- _Task instructions_:
Leave every picture out and return the rest of the listing verbatim.

- _Source records_:
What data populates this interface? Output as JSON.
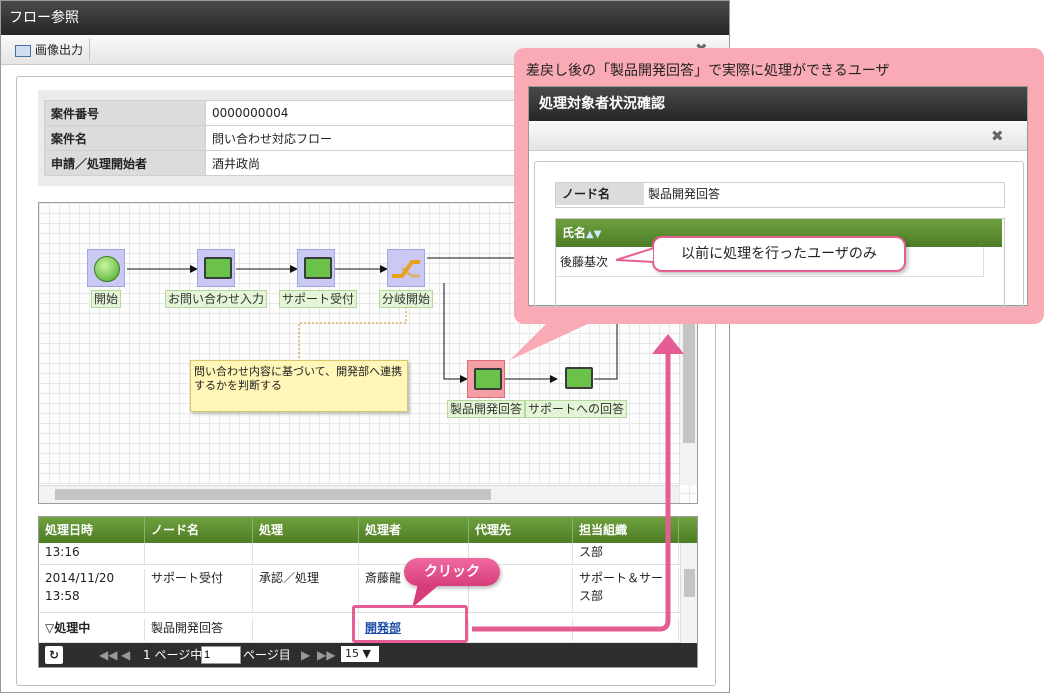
{
  "window": {
    "title": "フロー参照",
    "toolbar_export_label": "画像出力"
  },
  "info": {
    "rows": [
      {
        "label": "案件番号",
        "value": "0000000004"
      },
      {
        "label": "案件名",
        "value": "問い合わせ対応フロー"
      },
      {
        "label": "申請／処理開始者",
        "value": "酒井政尚"
      }
    ]
  },
  "diagram": {
    "nodes": [
      "開始",
      "お問い合わせ入力",
      "サポート受付",
      "分岐開始",
      "製品開発回答",
      "サポートへの回答"
    ],
    "note": "問い合わせ内容に基づいて、開発部へ連携するかを判断する"
  },
  "history": {
    "headers": [
      "処理日時",
      "ノード名",
      "処理",
      "処理者",
      "代理先",
      "担当組織"
    ],
    "rows": [
      {
        "date": "13:16",
        "date2": "",
        "node": "",
        "action": "",
        "user": "",
        "proxy": "",
        "org": "ス部",
        "org2": ""
      },
      {
        "date": "2014/11/20",
        "date2": "13:58",
        "node": "サポート受付",
        "action": "承認／処理",
        "user": "斎藤龍",
        "proxy": "",
        "org": "サポート＆サー",
        "org2": "ス部"
      },
      {
        "date": "▽処理中",
        "date2": "",
        "node": "製品開発回答",
        "action": "",
        "user": "開発部",
        "proxy": "",
        "org": "",
        "org2": ""
      }
    ],
    "pager": {
      "page_label": "1 ページ中",
      "page_value": "1",
      "page_suffix": "ページ目",
      "page_size": "15"
    }
  },
  "overlay": {
    "caption": "差戻し後の「製品開発回答」で実際に処理ができるユーザ",
    "title": "処理対象者状況確認",
    "node_label": "ノード名",
    "node_value": "製品開発回答",
    "name_header": "氏名",
    "name_row": "後藤基次",
    "callout_text": "以前に処理を行ったユーザのみ",
    "click_label": "クリック"
  },
  "colors": {
    "accent_green": "#5a8a2e",
    "pink": "#f9aab5",
    "callout_border": "#e45d93"
  }
}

- _Output_:
What data populates this interface? Output as JSON.
{
  "window": {
    "title": "フロー参照",
    "toolbar_export_label": "画像出力"
  },
  "info": {
    "rows": [
      {
        "label": "案件番号",
        "value": "0000000004"
      },
      {
        "label": "案件名",
        "value": "問い合わせ対応フロー"
      },
      {
        "label": "申請／処理開始者",
        "value": "酒井政尚"
      }
    ]
  },
  "diagram": {
    "nodes": [
      "開始",
      "お問い合わせ入力",
      "サポート受付",
      "分岐開始",
      "製品開発回答",
      "サポートへの回答"
    ],
    "note": "問い合わせ内容に基づいて、開発部へ連携するかを判断する"
  },
  "history": {
    "headers": [
      "処理日時",
      "ノード名",
      "処理",
      "処理者",
      "代理先",
      "担当組織"
    ],
    "rows": [
      {
        "date": "13:16",
        "date2": "",
        "node": "",
        "action": "",
        "user": "",
        "proxy": "",
        "org": "ス部",
        "org2": ""
      },
      {
        "date": "2014/11/20",
        "date2": "13:58",
        "node": "サポート受付",
        "action": "承認／処理",
        "user": "斎藤龍",
        "proxy": "",
        "org": "サポート＆サー",
        "org2": "ス部"
      },
      {
        "date": "▽処理中",
        "date2": "",
        "node": "製品開発回答",
        "action": "",
        "user": "開発部",
        "proxy": "",
        "org": "",
        "org2": ""
      }
    ],
    "pager": {
      "page_label": "1 ページ中",
      "page_value": "1",
      "page_suffix": "ページ目",
      "page_size": "15"
    }
  },
  "overlay": {
    "caption": "差戻し後の「製品開発回答」で実際に処理ができるユーザ",
    "title": "処理対象者状況確認",
    "node_label": "ノード名",
    "node_value": "製品開発回答",
    "name_header": "氏名",
    "name_row": "後藤基次",
    "callout_text": "以前に処理を行ったユーザのみ",
    "click_label": "クリック"
  },
  "colors": {
    "accent_green": "#5a8a2e",
    "pink": "#f9aab5",
    "callout_border": "#e45d93"
  }
}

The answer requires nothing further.